• [PROBLEM]:
The full set of entries below needs to be written out exactly.

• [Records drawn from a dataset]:
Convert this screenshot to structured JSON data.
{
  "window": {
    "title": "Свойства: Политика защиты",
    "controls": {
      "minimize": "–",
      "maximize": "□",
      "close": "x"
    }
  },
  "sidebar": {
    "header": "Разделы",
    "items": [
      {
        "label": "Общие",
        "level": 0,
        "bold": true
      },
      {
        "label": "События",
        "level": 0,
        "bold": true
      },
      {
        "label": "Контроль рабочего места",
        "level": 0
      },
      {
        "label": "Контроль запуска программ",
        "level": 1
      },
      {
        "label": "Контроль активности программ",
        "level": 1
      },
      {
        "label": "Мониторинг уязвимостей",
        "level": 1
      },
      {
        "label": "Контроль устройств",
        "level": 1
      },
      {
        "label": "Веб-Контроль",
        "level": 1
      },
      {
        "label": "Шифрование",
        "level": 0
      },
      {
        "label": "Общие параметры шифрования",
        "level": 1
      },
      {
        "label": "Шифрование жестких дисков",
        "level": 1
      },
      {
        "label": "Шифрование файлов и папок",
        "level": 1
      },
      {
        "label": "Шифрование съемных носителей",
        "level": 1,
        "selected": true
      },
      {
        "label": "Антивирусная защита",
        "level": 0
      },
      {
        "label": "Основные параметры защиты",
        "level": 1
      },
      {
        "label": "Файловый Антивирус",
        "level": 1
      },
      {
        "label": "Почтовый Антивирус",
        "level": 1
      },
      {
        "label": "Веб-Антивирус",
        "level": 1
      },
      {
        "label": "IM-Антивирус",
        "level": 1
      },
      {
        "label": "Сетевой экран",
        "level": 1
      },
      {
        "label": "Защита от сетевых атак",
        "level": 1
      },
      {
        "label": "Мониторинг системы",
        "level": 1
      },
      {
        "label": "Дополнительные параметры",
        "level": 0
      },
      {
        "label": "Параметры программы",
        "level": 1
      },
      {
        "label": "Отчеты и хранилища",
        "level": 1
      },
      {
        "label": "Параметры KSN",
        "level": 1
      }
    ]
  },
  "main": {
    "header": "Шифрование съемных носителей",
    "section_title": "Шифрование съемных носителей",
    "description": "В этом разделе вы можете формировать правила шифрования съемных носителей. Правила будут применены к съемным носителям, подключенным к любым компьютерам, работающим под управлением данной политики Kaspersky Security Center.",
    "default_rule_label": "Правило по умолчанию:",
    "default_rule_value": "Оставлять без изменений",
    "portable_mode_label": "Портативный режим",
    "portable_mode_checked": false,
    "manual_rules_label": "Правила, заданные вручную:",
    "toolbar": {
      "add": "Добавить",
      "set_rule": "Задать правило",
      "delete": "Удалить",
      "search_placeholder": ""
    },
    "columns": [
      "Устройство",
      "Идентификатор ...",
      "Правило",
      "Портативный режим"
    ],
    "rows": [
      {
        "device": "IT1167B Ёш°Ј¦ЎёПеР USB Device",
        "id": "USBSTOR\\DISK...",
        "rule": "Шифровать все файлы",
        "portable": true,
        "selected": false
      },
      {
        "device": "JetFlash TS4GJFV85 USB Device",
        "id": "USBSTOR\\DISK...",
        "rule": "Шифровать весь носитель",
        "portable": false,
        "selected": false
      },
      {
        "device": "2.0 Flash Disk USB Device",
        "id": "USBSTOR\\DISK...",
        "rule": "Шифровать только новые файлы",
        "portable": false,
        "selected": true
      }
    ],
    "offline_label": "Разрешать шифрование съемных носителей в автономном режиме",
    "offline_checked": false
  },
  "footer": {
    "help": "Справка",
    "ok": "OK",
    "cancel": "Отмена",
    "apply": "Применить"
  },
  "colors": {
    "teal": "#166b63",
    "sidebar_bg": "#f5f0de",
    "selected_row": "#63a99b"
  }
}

• [SOLUTION TO THIS EXERCISE]:
Convert this screenshot to structured JSON data.
{
  "window": {
    "title": "Свойства: Политика защиты",
    "controls": {
      "minimize": "–",
      "maximize": "□",
      "close": "x"
    }
  },
  "sidebar": {
    "header": "Разделы",
    "items": [
      {
        "label": "Общие",
        "level": 0,
        "bold": true
      },
      {
        "label": "События",
        "level": 0,
        "bold": true
      },
      {
        "label": "Контроль рабочего места",
        "level": 0
      },
      {
        "label": "Контроль запуска программ",
        "level": 1
      },
      {
        "label": "Контроль активности программ",
        "level": 1
      },
      {
        "label": "Мониторинг уязвимостей",
        "level": 1
      },
      {
        "label": "Контроль устройств",
        "level": 1
      },
      {
        "label": "Веб-Контроль",
        "level": 1
      },
      {
        "label": "Шифрование",
        "level": 0
      },
      {
        "label": "Общие параметры шифрования",
        "level": 1
      },
      {
        "label": "Шифрование жестких дисков",
        "level": 1
      },
      {
        "label": "Шифрование файлов и папок",
        "level": 1
      },
      {
        "label": "Шифрование съемных носителей",
        "level": 1,
        "selected": true
      },
      {
        "label": "Антивирусная защита",
        "level": 0
      },
      {
        "label": "Основные параметры защиты",
        "level": 1
      },
      {
        "label": "Файловый Антивирус",
        "level": 1
      },
      {
        "label": "Почтовый Антивирус",
        "level": 1
      },
      {
        "label": "Веб-Антивирус",
        "level": 1
      },
      {
        "label": "IM-Антивирус",
        "level": 1
      },
      {
        "label": "Сетевой экран",
        "level": 1
      },
      {
        "label": "Защита от сетевых атак",
        "level": 1
      },
      {
        "label": "Мониторинг системы",
        "level": 1
      },
      {
        "label": "Дополнительные параметры",
        "level": 0
      },
      {
        "label": "Параметры программы",
        "level": 1
      },
      {
        "label": "Отчеты и хранилища",
        "level": 1
      },
      {
        "label": "Параметры KSN",
        "level": 1
      }
    ]
  },
  "main": {
    "header": "Шифрование съемных носителей",
    "section_title": "Шифрование съемных носителей",
    "description": "В этом разделе вы можете формировать правила шифрования съемных носителей. Правила будут применены к съемным носителям, подключенным к любым компьютерам, работающим под управлением данной политики Kaspersky Security Center.",
    "default_rule_label": "Правило по умолчанию:",
    "default_rule_value": "Оставлять без изменений",
    "portable_mode_label": "Портативный режим",
    "portable_mode_checked": false,
    "manual_rules_label": "Правила, заданные вручную:",
    "toolbar": {
      "add": "Добавить",
      "set_rule": "Задать правило",
      "delete": "Удалить",
      "search_placeholder": ""
    },
    "columns": [
      "Устройство",
      "Идентификатор ...",
      "Правило",
      "Портативный режим"
    ],
    "rows": [
      {
        "device": "IT1167B Ёш°Ј¦ЎёПеР USB Device",
        "id": "USBSTOR\\DISK...",
        "rule": "Шифровать все файлы",
        "portable": true,
        "selected": false
      },
      {
        "device": "JetFlash TS4GJFV85 USB Device",
        "id": "USBSTOR\\DISK...",
        "rule": "Шифровать весь носитель",
        "portable": false,
        "selected": false
      },
      {
        "device": "2.0 Flash Disk USB Device",
        "id": "USBSTOR\\DISK...",
        "rule": "Шифровать только новые файлы",
        "portable": false,
        "selected": true
      }
    ],
    "offline_label": "Разрешать шифрование съемных носителей в автономном режиме",
    "offline_checked": false
  },
  "footer": {
    "help": "Справка",
    "ok": "OK",
    "cancel": "Отмена",
    "apply": "Применить"
  },
  "colors": {
    "teal": "#166b63",
    "sidebar_bg": "#f5f0de",
    "selected_row": "#63a99b"
  }
}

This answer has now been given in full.